YOUR OBJECTIVE —
Your copy should match the entries exactly, with no images carried over.

DATA SHOWN START

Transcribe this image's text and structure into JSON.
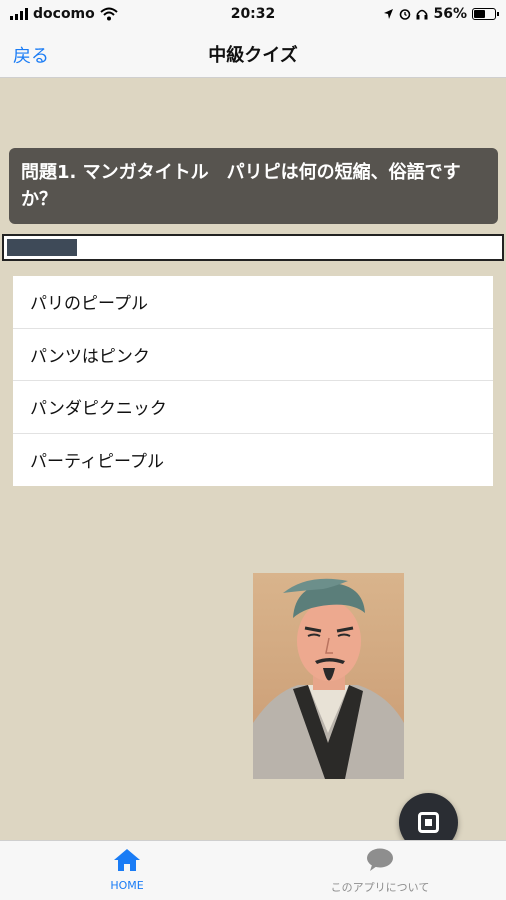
{
  "status_bar": {
    "carrier": "docomo",
    "time": "20:32",
    "battery_percent": "56%",
    "battery_level": 0.56,
    "icons": [
      "signal-icon",
      "wifi-icon",
      "location-icon",
      "alarm-icon",
      "headphones-icon",
      "battery-icon"
    ]
  },
  "navbar": {
    "back_label": "戻る",
    "title": "中級クイズ"
  },
  "question": {
    "text": "問題1. マンガタイトル　パリピは何の短縮、俗語ですか？"
  },
  "progress": {
    "value": 0.14
  },
  "answers": [
    "パリのピープル",
    "パンツはピンク",
    "パンダピクニック",
    "パーティピープル"
  ],
  "image": {
    "icon": "portrait-image"
  },
  "fab": {
    "icon": "stop-icon"
  },
  "tabbar": {
    "home_label": "HOME",
    "about_label": "このアプリについて",
    "accent_color": "#1a7cf5",
    "inactive_color": "#8e8e8e"
  }
}
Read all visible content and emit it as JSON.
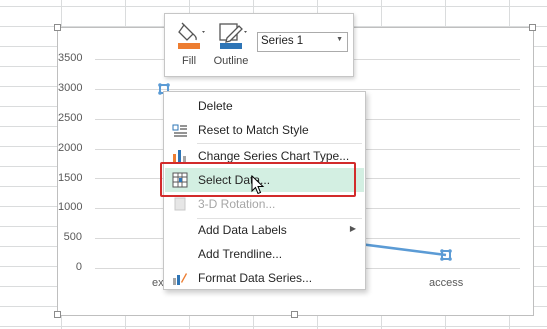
{
  "chart": {
    "y_axis_labels": [
      "3500",
      "3000",
      "2500",
      "2000",
      "1500",
      "1000",
      "500",
      "0"
    ],
    "x_axis_labels": [
      "ex",
      "access"
    ]
  },
  "mini_toolbar": {
    "fill_label": "Fill",
    "outline_label": "Outline",
    "series_select_value": "Series 1"
  },
  "context_menu": {
    "items": [
      {
        "label": "Delete",
        "enabled": true,
        "icon": "none"
      },
      {
        "label": "Reset to Match Style",
        "enabled": true,
        "icon": "reset-style-icon"
      },
      {
        "label": "Change Series Chart Type...",
        "enabled": true,
        "icon": "chart-type-icon"
      },
      {
        "label": "Select Data...",
        "enabled": true,
        "icon": "select-data-icon",
        "hovered": true
      },
      {
        "label": "3-D Rotation...",
        "enabled": false,
        "icon": "3d-rotation-icon"
      },
      {
        "label": "Add Data Labels",
        "enabled": true,
        "icon": "none",
        "submenu": true
      },
      {
        "label": "Add Trendline...",
        "enabled": true,
        "icon": "none"
      },
      {
        "label": "Format Data Series...",
        "enabled": true,
        "icon": "format-series-icon"
      }
    ]
  },
  "colors": {
    "series_line": "#5b9bd5",
    "highlight_border": "#d22b2b",
    "hover_background": "#d3efe2",
    "fill_swatch": "#ed7d31",
    "outline_swatch": "#2e75b6"
  }
}
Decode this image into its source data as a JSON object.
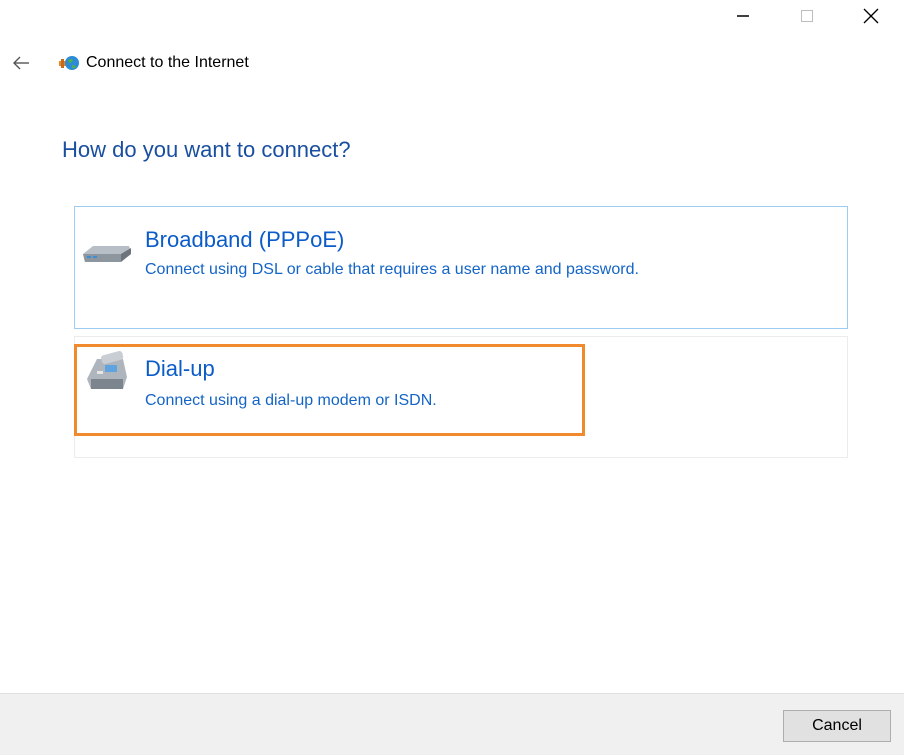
{
  "window": {
    "title": "Connect to the Internet",
    "controls": [
      "minimize-icon",
      "maximize-icon",
      "close-icon"
    ]
  },
  "heading": "How do you want to connect?",
  "options": [
    {
      "title": "Broadband (PPPoE)",
      "description": "Connect using DSL or cable that requires a user name and password.",
      "icon": "modem-icon"
    },
    {
      "title": "Dial-up",
      "description": "Connect using a dial-up modem or ISDN.",
      "icon": "telephone-icon",
      "highlighted": true
    }
  ],
  "footer": {
    "cancel_label": "Cancel"
  },
  "colors": {
    "heading": "#1a4fa0",
    "link": "#0b5cc9",
    "highlight": "#f08a2d",
    "selected_border": "#9ecbf0"
  }
}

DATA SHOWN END

COMPLETED TASK —
Transcribe this image's text and structure into JSON.
{
  "status_bar": {
    "carrier": "docomo",
    "time": "20:32",
    "battery_percent": "56%",
    "battery_level": 0.56,
    "icons": [
      "signal-icon",
      "wifi-icon",
      "location-icon",
      "alarm-icon",
      "headphones-icon",
      "battery-icon"
    ]
  },
  "navbar": {
    "back_label": "戻る",
    "title": "中級クイズ"
  },
  "question": {
    "text": "問題1. マンガタイトル　パリピは何の短縮、俗語ですか？"
  },
  "progress": {
    "value": 0.14
  },
  "answers": [
    "パリのピープル",
    "パンツはピンク",
    "パンダピクニック",
    "パーティピープル"
  ],
  "image": {
    "icon": "portrait-image"
  },
  "fab": {
    "icon": "stop-icon"
  },
  "tabbar": {
    "home_label": "HOME",
    "about_label": "このアプリについて",
    "accent_color": "#1a7cf5",
    "inactive_color": "#8e8e8e"
  }
}
Read all visible content and emit it as JSON.
{
  "chart": {
    "y_axis_labels": [
      "3500",
      "3000",
      "2500",
      "2000",
      "1500",
      "1000",
      "500",
      "0"
    ],
    "x_axis_labels": [
      "ex",
      "access"
    ]
  },
  "mini_toolbar": {
    "fill_label": "Fill",
    "outline_label": "Outline",
    "series_select_value": "Series 1"
  },
  "context_menu": {
    "items": [
      {
        "label": "Delete",
        "enabled": true,
        "icon": "none"
      },
      {
        "label": "Reset to Match Style",
        "enabled": true,
        "icon": "reset-style-icon"
      },
      {
        "label": "Change Series Chart Type...",
        "enabled": true,
        "icon": "chart-type-icon"
      },
      {
        "label": "Select Data...",
        "enabled": true,
        "icon": "select-data-icon",
        "hovered": true
      },
      {
        "label": "3-D Rotation...",
        "enabled": false,
        "icon": "3d-rotation-icon"
      },
      {
        "label": "Add Data Labels",
        "enabled": true,
        "icon": "none",
        "submenu": true
      },
      {
        "label": "Add Trendline...",
        "enabled": true,
        "icon": "none"
      },
      {
        "label": "Format Data Series...",
        "enabled": true,
        "icon": "format-series-icon"
      }
    ]
  },
  "colors": {
    "series_line": "#5b9bd5",
    "highlight_border": "#d22b2b",
    "hover_background": "#d3efe2",
    "fill_swatch": "#ed7d31",
    "outline_swatch": "#2e75b6"
  }
}
Decode this image into its source data as a JSON object.
{
  "window": {
    "title": "Connect to the Internet",
    "controls": [
      "minimize-icon",
      "maximize-icon",
      "close-icon"
    ]
  },
  "heading": "How do you want to connect?",
  "options": [
    {
      "title": "Broadband (PPPoE)",
      "description": "Connect using DSL or cable that requires a user name and password.",
      "icon": "modem-icon"
    },
    {
      "title": "Dial-up",
      "description": "Connect using a dial-up modem or ISDN.",
      "icon": "telephone-icon",
      "highlighted": true
    }
  ],
  "footer": {
    "cancel_label": "Cancel"
  },
  "colors": {
    "heading": "#1a4fa0",
    "link": "#0b5cc9",
    "highlight": "#f08a2d",
    "selected_border": "#9ecbf0"
  }
}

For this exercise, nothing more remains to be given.